Strategies Effective Among the General Population That Could Be Applied to College Environments. These strategies have proven successful in populations similar to those found on college campuses. Measures include:
- Increasing enforcement of minimum legal drinking age laws;
- Implementing, enforcing, and publicizing other laws to reduce alcohol-impaired driving, such as zero-tolerance laws that reduce the legal blood alcohol concentration for underage drivers to near zero;
- Increasing the prices or taxes on alcoholic beverages;
- Instituting policies and training for servers of alcoholic beverages to prevent sales to underage or intoxicated patrons.
The value of an alliance between the campus and the community is supported by positive results obtained by several comprehensive community efforts to reduce alcohol consumption and its consequences among both youth and adults. Examples include (1) Communities Mobilizing for Change, which succeeded in reducing alcohol sales to minors; (2) the Massachusetts Saving Lives Program, which accomplished relative declines in alcohol-related fatal crashes involving drivers ages 16 to 25; and (3) the Community Prevention Trials Program, which reduced drinking-driving crashes, alcohol-related assault, and alcohol sales to minors.
Promising Strategies That Require Research. These strategies make sense intuitively or show theoretical promise, but more comprehensive evaluation is needed to test their usefulness in reducing the consequences of student drinking. They include more consistent enforcement of campus alcohol regulations and increasing the severity of penalties for violating them, regulating happy hours, enhancing awareness of personal liability for alcohol-related harm to others, establishing alcohol-free dormitories, restricting or eliminating alcohol-industry sponsorship of student events while promoting alcohol-free student activities, and conducting social norms campaigns to correct exaggerated estimates of the overall level of drinking among the student body.
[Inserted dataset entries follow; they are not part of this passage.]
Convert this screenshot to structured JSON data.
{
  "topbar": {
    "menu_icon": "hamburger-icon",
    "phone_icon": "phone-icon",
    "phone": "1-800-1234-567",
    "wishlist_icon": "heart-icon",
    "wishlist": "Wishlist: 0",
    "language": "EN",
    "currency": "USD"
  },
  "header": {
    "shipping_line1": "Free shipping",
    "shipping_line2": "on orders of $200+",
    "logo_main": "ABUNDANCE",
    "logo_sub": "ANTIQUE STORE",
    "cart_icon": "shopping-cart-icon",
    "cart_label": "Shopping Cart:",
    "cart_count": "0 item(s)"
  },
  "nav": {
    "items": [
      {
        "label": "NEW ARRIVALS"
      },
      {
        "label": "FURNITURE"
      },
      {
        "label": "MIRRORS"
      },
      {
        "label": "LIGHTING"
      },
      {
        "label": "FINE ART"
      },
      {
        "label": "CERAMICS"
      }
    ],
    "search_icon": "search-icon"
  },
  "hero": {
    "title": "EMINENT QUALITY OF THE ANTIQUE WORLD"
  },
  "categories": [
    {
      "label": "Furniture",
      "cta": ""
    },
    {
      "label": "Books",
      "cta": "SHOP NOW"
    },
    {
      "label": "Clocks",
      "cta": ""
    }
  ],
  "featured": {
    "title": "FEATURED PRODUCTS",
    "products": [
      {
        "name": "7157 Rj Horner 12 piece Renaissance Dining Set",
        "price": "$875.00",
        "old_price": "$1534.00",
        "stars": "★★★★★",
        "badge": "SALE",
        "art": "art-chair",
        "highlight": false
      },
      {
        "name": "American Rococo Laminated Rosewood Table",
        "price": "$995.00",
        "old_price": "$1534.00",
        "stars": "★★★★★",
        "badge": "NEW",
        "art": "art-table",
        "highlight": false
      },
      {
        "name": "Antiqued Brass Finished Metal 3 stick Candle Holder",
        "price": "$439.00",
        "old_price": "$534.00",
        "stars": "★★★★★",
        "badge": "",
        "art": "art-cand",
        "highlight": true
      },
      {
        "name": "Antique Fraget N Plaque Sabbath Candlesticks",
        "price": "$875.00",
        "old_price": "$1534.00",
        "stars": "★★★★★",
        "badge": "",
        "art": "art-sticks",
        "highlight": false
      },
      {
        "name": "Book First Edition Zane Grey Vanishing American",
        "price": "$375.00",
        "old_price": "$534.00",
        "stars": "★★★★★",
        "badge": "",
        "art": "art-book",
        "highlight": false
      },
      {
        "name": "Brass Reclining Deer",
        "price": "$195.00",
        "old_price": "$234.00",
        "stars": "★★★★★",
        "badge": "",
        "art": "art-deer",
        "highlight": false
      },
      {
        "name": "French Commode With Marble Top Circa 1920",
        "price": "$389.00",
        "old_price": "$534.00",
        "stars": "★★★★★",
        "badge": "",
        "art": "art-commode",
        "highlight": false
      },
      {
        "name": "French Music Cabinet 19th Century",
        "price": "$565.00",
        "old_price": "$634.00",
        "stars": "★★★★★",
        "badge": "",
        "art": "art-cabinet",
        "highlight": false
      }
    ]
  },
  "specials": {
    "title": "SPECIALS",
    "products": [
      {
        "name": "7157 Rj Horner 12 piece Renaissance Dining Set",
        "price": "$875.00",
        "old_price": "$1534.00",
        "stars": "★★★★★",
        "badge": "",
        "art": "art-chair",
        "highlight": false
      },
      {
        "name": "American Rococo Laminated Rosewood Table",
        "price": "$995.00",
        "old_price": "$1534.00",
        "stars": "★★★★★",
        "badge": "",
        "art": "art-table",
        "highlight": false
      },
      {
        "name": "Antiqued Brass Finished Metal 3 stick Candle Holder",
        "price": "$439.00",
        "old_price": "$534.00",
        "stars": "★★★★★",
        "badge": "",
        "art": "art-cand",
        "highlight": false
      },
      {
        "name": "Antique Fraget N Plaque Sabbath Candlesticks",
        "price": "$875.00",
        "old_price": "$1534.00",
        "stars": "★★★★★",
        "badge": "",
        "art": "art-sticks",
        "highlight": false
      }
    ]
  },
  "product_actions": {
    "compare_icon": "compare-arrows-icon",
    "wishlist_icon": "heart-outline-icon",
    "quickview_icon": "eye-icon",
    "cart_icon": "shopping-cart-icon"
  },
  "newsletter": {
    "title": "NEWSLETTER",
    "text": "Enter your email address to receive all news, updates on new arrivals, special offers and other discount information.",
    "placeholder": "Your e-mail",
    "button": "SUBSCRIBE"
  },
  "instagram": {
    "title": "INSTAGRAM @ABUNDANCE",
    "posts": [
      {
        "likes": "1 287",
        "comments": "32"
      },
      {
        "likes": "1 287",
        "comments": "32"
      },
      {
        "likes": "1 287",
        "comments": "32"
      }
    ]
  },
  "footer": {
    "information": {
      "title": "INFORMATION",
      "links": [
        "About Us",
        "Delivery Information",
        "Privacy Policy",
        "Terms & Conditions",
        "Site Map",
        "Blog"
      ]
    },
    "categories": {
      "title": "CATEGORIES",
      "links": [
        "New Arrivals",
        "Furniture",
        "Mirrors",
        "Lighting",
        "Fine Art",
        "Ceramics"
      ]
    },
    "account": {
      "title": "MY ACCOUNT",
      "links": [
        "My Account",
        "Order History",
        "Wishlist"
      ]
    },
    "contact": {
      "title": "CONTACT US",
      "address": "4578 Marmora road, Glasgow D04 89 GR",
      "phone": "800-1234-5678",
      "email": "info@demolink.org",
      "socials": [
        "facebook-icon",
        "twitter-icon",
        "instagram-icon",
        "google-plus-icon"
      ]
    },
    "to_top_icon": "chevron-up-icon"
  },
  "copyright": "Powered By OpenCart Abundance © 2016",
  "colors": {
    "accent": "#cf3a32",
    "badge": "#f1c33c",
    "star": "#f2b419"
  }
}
The leadership of college presidents and school administrators is crucial to develop appropriate plans, supervise the integration of policies pertaining to different aspects of student life, and ensure consistent enforcement of drinking-related policies. Because the effectiveness of a particular strategy depends on individual campus characteristics, school administrators must determine the nature and scope of drinking and related problems on their campuses before undertaking prevention planning. A strong research base also is necessary to define realistic program objectives and maximize the use of resources, thereby increasing the likelihood of program effectiveness. Progress should be evaluated with the help of the research community, and the results should be publicized to ensure the continuation of successful programs and to add to the existing knowledge base.
Source: National Institute on Alcohol Abuse and Alcoholism